The fourth day's cricket of the third Test match of the 2020-21 Border Gavaskar Trophy, between Australia and India at Sydney, was held up for ten minutes after racist abuses were hurled at Mohammed Siraj. The authorities took notice and evicted six individuals from the ground, and play resumed. Mohammed Siraj was allegedly referred to as 'brown dog', 'big monkey': BCCI Sources

This, however, was not unprecedented. In fact, something drastic took place at Cape Town almost fifty years ago – on April 3, 1971. Police removes spectators from SCG after Mohammed Siraj’s repeated complaint of racial abuse

Basil D'Oliveira's hundred at The Oval, followed by Tom Cartwright's injury, created a butterfly effect that resulted in the cancellation of South Africa's 1970 tour of England, and later, their isolation from the cricketing world.

The South African government refused to relent. They turned down the offer from South Africa Cricket Associations to include two non-white cricketers in their squad for the tour to Australia.

So the cricketers decided to put up a protest of their own against the ghastly racist practices, during the match between Currie Cup champions Transvaal XI and The Rest (of South Africa).

Mike Procter bowled the first ball of the match.

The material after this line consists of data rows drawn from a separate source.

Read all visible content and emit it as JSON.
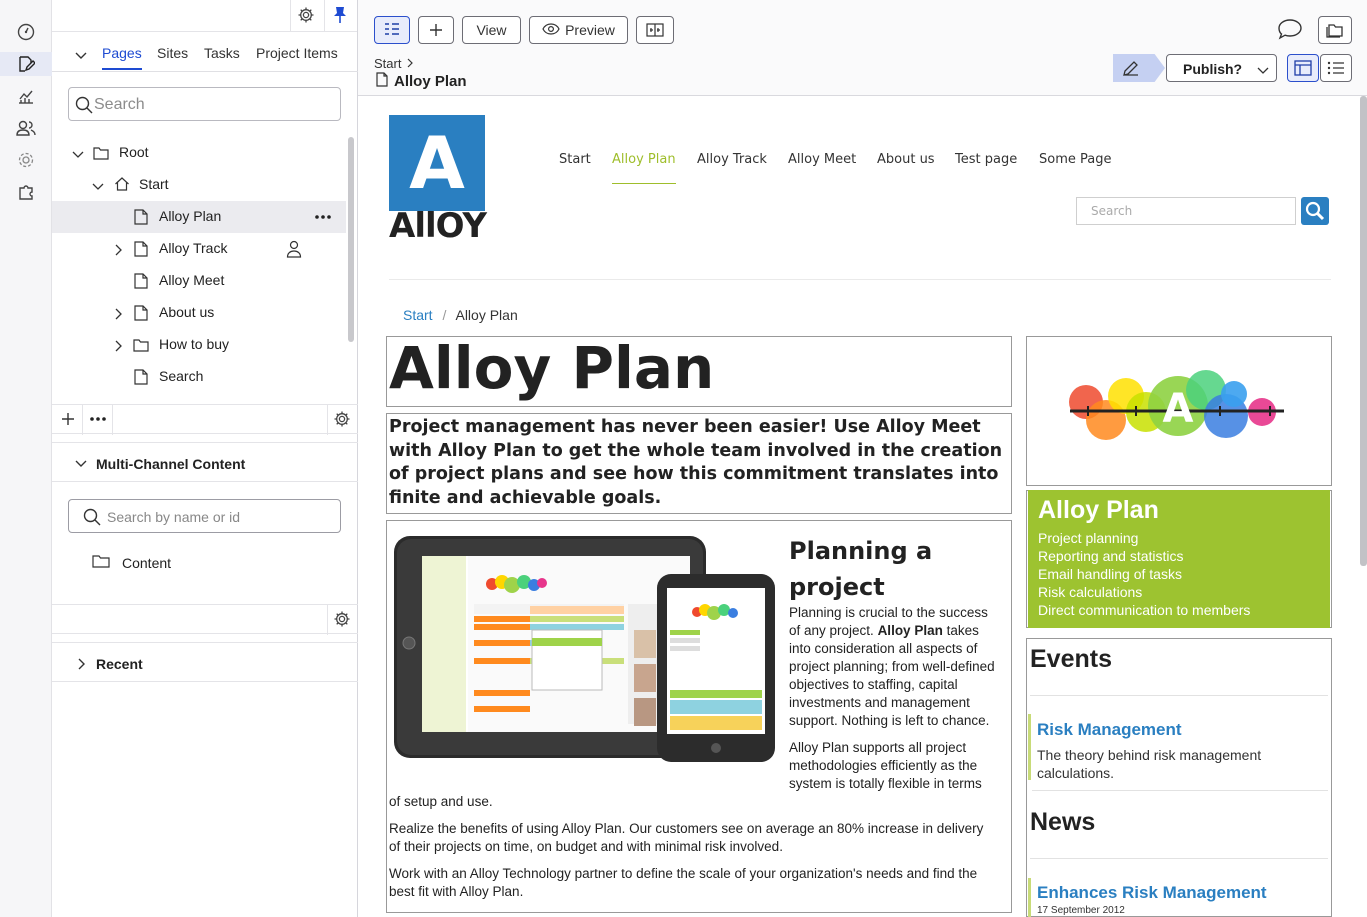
{
  "rail": {
    "items": [
      "dashboard-icon",
      "edit-icon",
      "analytics-icon",
      "users-icon",
      "settings-icon",
      "addons-icon"
    ]
  },
  "tree_panel": {
    "tabs": [
      "Pages",
      "Sites",
      "Tasks",
      "Project Items"
    ],
    "search_placeholder": "Search",
    "nodes": [
      {
        "label": "Root"
      },
      {
        "label": "Start"
      },
      {
        "label": "Alloy Plan"
      },
      {
        "label": "Alloy Track"
      },
      {
        "label": "Alloy Meet"
      },
      {
        "label": "About us"
      },
      {
        "label": "How to buy"
      },
      {
        "label": "Search"
      }
    ],
    "multi_channel_title": "Multi-Channel Content",
    "mc_search_placeholder": "Search by name or id",
    "content_folder": "Content",
    "recent_title": "Recent"
  },
  "toolbar": {
    "view_label": "View",
    "preview_label": "Preview",
    "breadcrumb": "Start",
    "page_title": "Alloy Plan",
    "publish_label": "Publish?"
  },
  "site": {
    "logo_letter": "A",
    "logo_text": "AllOY",
    "nav": [
      "Start",
      "Alloy Plan",
      "Alloy Track",
      "Alloy Meet",
      "About us",
      "Test page",
      "Some Page"
    ],
    "search_placeholder": "Search",
    "breadcrumb": {
      "start": "Start",
      "sep": "/",
      "current": "Alloy Plan"
    },
    "heading": "Alloy Plan",
    "intro": "Project management has never been easier! Use Alloy Meet with Alloy Plan to get the whole team involved in the creation of project plans and see how this commitment translates into finite and achievable goals.",
    "article_heading_1": "Planning a",
    "article_heading_2": "project",
    "p1a": "Planning is crucial to the success",
    "p1b_pre": "of any project. ",
    "p1b_bold": "Alloy Plan",
    "p1b_post": " takes",
    "p1c": "into consideration all aspects of",
    "p1d": "project planning; from well-defined",
    "p1e": "objectives to staffing, capital",
    "p1f": "investments and management",
    "p1g": "support. Nothing is left to chance.",
    "p2a": "Alloy Plan supports all project",
    "p2b": "methodologies efficiently as the",
    "p2c": "system is totally flexible in terms",
    "p2d": "of setup and use.",
    "p3": "Realize the benefits of using Alloy Plan. Our customers see on average an 80% increase in delivery of their projects on time, on budget and with minimal risk involved.",
    "p4": "Work with an Alloy Technology partner to define the scale of your organization's needs and find the best fit with Alloy Plan.",
    "plan_box": {
      "title": "Alloy Plan",
      "items": [
        "Project planning",
        "Reporting and statistics",
        "Email handling of tasks",
        "Risk calculations",
        "Direct communication to members"
      ]
    },
    "events_title": "Events",
    "event": {
      "title": "Risk Management",
      "text1": "The theory behind risk management",
      "text2": "calculations."
    },
    "news_title": "News",
    "news": {
      "title": "Enhances Risk Management",
      "date": "17 September 2012"
    }
  }
}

Barry Richards ran a single, and all thirteen men walked off the ground to honour a mutual decision.

The teams had already signed a letter: "We fully support the South African Cricket Association’s application to invite non-whites to tour Australia, if they are good enough; and further subscribe to merit being the only criterion on the cricket field."

The match continued a few minutes later. The tour to Australia never happened.

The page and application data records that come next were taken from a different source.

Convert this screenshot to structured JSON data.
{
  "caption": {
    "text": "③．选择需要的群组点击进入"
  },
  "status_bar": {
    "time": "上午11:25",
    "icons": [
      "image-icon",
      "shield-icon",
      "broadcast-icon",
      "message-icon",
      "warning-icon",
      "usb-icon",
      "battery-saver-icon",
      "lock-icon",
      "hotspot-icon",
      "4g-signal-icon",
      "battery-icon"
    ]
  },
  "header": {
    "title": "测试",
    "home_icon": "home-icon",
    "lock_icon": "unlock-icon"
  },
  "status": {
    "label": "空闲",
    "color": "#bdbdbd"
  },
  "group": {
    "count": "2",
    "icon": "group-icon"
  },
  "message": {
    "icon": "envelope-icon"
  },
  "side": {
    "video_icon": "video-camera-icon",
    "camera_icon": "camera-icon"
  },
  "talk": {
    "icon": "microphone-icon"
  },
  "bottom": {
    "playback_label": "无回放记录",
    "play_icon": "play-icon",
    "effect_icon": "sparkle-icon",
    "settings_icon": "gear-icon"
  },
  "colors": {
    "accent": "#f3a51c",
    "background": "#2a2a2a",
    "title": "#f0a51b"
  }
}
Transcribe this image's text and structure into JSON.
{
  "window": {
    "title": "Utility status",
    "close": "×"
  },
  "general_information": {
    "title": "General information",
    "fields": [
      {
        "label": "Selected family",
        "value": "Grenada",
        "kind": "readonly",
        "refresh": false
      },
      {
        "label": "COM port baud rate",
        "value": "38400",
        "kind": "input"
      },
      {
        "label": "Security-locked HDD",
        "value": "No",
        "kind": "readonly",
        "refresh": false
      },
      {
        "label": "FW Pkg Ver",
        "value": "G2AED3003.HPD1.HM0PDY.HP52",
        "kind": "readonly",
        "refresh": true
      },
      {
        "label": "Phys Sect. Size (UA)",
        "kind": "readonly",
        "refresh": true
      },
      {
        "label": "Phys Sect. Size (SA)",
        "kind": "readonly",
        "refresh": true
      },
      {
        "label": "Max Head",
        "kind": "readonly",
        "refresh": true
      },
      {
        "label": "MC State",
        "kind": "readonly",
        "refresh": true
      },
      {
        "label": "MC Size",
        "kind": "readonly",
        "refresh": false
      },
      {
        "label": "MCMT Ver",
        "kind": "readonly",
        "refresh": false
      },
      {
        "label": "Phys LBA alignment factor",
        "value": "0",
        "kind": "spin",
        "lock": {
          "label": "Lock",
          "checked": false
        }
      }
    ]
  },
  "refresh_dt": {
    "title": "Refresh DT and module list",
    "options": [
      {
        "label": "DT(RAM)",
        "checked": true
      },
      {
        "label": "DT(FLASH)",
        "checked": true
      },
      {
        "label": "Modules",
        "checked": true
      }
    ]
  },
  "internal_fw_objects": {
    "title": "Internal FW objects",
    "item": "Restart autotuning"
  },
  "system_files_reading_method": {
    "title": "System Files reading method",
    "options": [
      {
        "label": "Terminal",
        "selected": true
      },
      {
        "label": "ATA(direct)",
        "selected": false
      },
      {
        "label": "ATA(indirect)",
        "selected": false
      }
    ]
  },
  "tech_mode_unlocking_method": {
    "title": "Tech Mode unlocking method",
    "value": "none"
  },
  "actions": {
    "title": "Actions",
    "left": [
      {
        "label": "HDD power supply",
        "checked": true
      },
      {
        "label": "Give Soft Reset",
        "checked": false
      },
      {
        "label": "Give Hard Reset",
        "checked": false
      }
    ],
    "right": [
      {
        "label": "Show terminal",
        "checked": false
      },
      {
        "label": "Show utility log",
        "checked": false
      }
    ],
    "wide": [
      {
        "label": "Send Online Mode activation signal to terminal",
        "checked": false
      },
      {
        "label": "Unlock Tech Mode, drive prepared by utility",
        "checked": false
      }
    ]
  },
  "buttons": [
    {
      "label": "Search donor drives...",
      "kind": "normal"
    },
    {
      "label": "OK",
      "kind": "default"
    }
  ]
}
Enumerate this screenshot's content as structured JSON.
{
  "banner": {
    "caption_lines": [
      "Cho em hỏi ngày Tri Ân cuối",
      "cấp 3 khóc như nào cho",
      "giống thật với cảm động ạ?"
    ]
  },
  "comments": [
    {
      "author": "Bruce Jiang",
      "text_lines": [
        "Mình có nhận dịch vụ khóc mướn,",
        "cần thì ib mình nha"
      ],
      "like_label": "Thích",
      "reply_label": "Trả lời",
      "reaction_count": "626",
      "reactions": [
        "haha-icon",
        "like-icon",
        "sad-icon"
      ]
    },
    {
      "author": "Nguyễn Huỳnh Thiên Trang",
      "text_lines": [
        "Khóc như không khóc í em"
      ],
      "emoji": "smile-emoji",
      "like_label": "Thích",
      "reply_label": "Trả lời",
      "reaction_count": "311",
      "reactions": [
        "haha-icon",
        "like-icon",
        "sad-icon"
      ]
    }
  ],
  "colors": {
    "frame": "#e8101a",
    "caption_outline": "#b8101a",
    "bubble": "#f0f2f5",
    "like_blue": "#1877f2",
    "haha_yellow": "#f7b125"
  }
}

(The above story first appeared on LatestLY on Jan 11, 2021 07:00 AM IST. For more news and updates on politics, world, sports, entertainment and lifestyle, log on to our website